The front of the engine from a slightly different angle. We took a load of photographs of this job as it was required for future provenance should the car be sold and a record of the work had to be produced.
A shot of the controls at the bottom of the steering column, both mechanical and electrical. The ignition can be switched to run on coil, magneto or both, the hand throttle goes to the governor tower, the mixture control goes to the carburettor and the advance/retard to both distributor and magneto. The snake-like pipe in front of the linkages is the carburettor feed pipe, the olive nut having run back down the pipe and out of view.
One of the blocks on the fork-truck waiting to drop onto the crankcase. As it was we had enormous problems with the top lip of the new liners catching the piston rings as we inadvertently pushed the pistons up the bore to give us more clearance to work with at this stage.

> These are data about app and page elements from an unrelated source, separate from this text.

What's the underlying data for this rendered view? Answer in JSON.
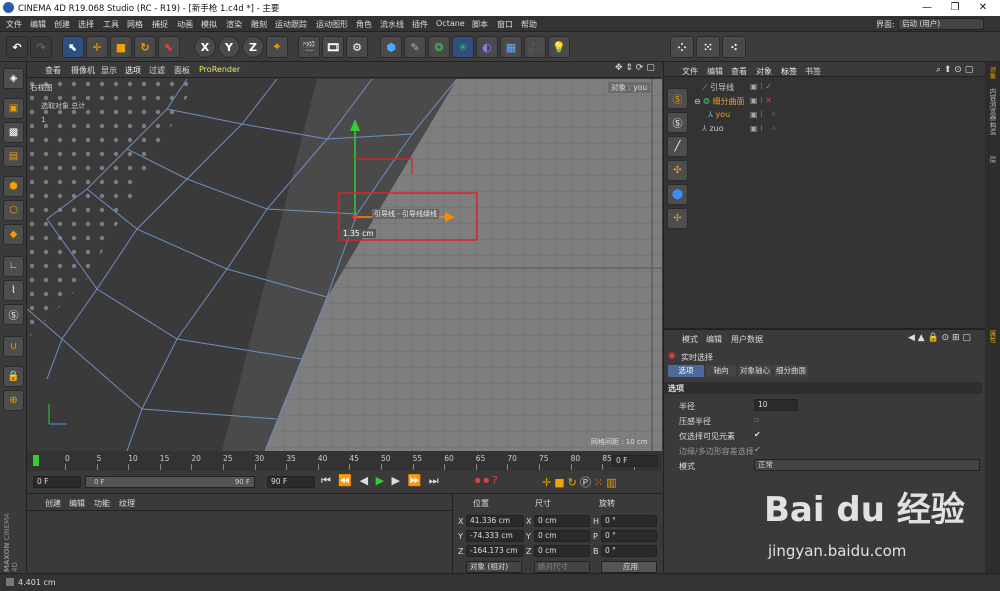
{
  "window": {
    "title": "CINEMA 4D R19.068 Studio (RC - R19) - [新手枪 1.c4d *] - 主要",
    "minimize": "—",
    "maximize": "❐",
    "close": "✕"
  },
  "menubar": {
    "items": [
      "文件",
      "编辑",
      "创建",
      "选择",
      "工具",
      "网格",
      "捕捉",
      "动画",
      "模拟",
      "渲染",
      "雕刻",
      "运动跟踪",
      "运动图形",
      "角色",
      "流水线",
      "插件",
      "Octane",
      "脚本",
      "窗口",
      "帮助"
    ],
    "layout_label": "界面:",
    "layout_value": "启动 (用户)"
  },
  "toolbar": {
    "axis_x": "X",
    "axis_y": "Y",
    "axis_z": "Z"
  },
  "viewport": {
    "menu": [
      "查看",
      "摄像机",
      "显示",
      "选项",
      "过滤",
      "面板",
      "ProRender"
    ],
    "view_name": "右视图",
    "hud_selected_label": "选取对象 总计",
    "hud_count": "1",
    "object_label": "对象",
    "object_name": "you",
    "tooltip_label": "引导线 - 引导线绿线",
    "measure": "1.35 cm",
    "grid_spacing": "网格间距 : 10 cm"
  },
  "timeline": {
    "ticks": [
      "0",
      "5",
      "10",
      "15",
      "20",
      "25",
      "30",
      "35",
      "40",
      "45",
      "50",
      "55",
      "60",
      "65",
      "70",
      "75",
      "80",
      "85",
      "90"
    ],
    "current_frame": "0 F"
  },
  "transport": {
    "start": "0 F",
    "range_start": "0 F",
    "range_end": "90 F",
    "end": "90 F"
  },
  "material_panel": {
    "menu": [
      "创建",
      "编辑",
      "功能",
      "纹理"
    ]
  },
  "coordinates": {
    "headers": [
      "位置",
      "尺寸",
      "旋转"
    ],
    "rows": [
      {
        "axis": "X",
        "pos": "41.336 cm",
        "size_axis": "X",
        "size": "0 cm",
        "rot_axis": "H",
        "rot": "0 °"
      },
      {
        "axis": "Y",
        "pos": "-74.333 cm",
        "size_axis": "Y",
        "size": "0 cm",
        "rot_axis": "P",
        "rot": "0 °"
      },
      {
        "axis": "Z",
        "pos": "-164.173 cm",
        "size_axis": "Z",
        "size": "0 cm",
        "rot_axis": "B",
        "rot": "0 °"
      }
    ],
    "mode": "对象 (相对)",
    "size_mode": "绝对尺寸",
    "apply": "应用"
  },
  "object_manager": {
    "menu": [
      "文件",
      "编辑",
      "查看",
      "对象",
      "标签",
      "书签"
    ],
    "objects": [
      {
        "name": "引导线",
        "indent": 0,
        "color": "#cccccc"
      },
      {
        "name": "细分曲面",
        "indent": 0,
        "color": "#e0a030"
      },
      {
        "name": "you",
        "indent": 1,
        "color": "#e0a030"
      },
      {
        "name": "zuo",
        "indent": 0,
        "color": "#cccccc"
      }
    ]
  },
  "attributes": {
    "menu": [
      "模式",
      "编辑",
      "用户数据"
    ],
    "tool_name": "实时选择",
    "tabs": [
      "选项",
      "轴向",
      "对象轴心",
      "细分曲面"
    ],
    "section": "选项",
    "radius_label": "半径",
    "radius_value": "10",
    "pressure_label": "压感半径",
    "visible_only_label": "仅选择可见元素",
    "edge_label": "边缘/多边形容差选择",
    "mode_label": "模式",
    "mode_value": "正常"
  },
  "right_tabs": [
    "对象",
    "内容浏览器",
    "构造",
    "层"
  ],
  "right_tabs_bottom": [
    "属性"
  ],
  "status": {
    "text": "4.401 cm"
  },
  "brand": {
    "maxon": "MAXON",
    "cinema": "CINEMA 4D"
  },
  "watermark": {
    "text": "Bai du 经验",
    "url": "jingyan.baidu.com"
  },
  "colors": {
    "accent": "#4d6a9a",
    "selection_box": "#e0222a",
    "yaxis": "#33cc33",
    "xaxis": "#ff8800"
  }
}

Side view of the rebored liners, you can just make out the cylinder lubrication hole in the liner nearest the camera. Oil is pressure fed to these holes from the oil pump.
Close up of the valve ends and springs. Nothing out ofd the ordinary, they are very conventional with fairly floppy springs, although as it is a very slow-running engine there is no need for stronger springs.
Shot of the liners again with a better view of the liner oil holes as mentioned above. These were drilled and cleaned up before the liners were honed.
View of the side of the block showing the oil hole union positions.
Shot taken looking down on the exhaust and inlet valves (covers obviously removed) The valves have a conventional screwdriver slot to enable them to be ground in, a process which was more frequent in the 1920's than today. This was the first time it had been done in about eight years of running. The sparking plug immediately above the inlet valve (right-hand valve of each cylinder) is magneto-driven, the other plug is just at the edge of the cylinder above the piston and the holes can be seen in this shot.
Last shot of the liner oil hole, sorry the picture is a bit out of focus!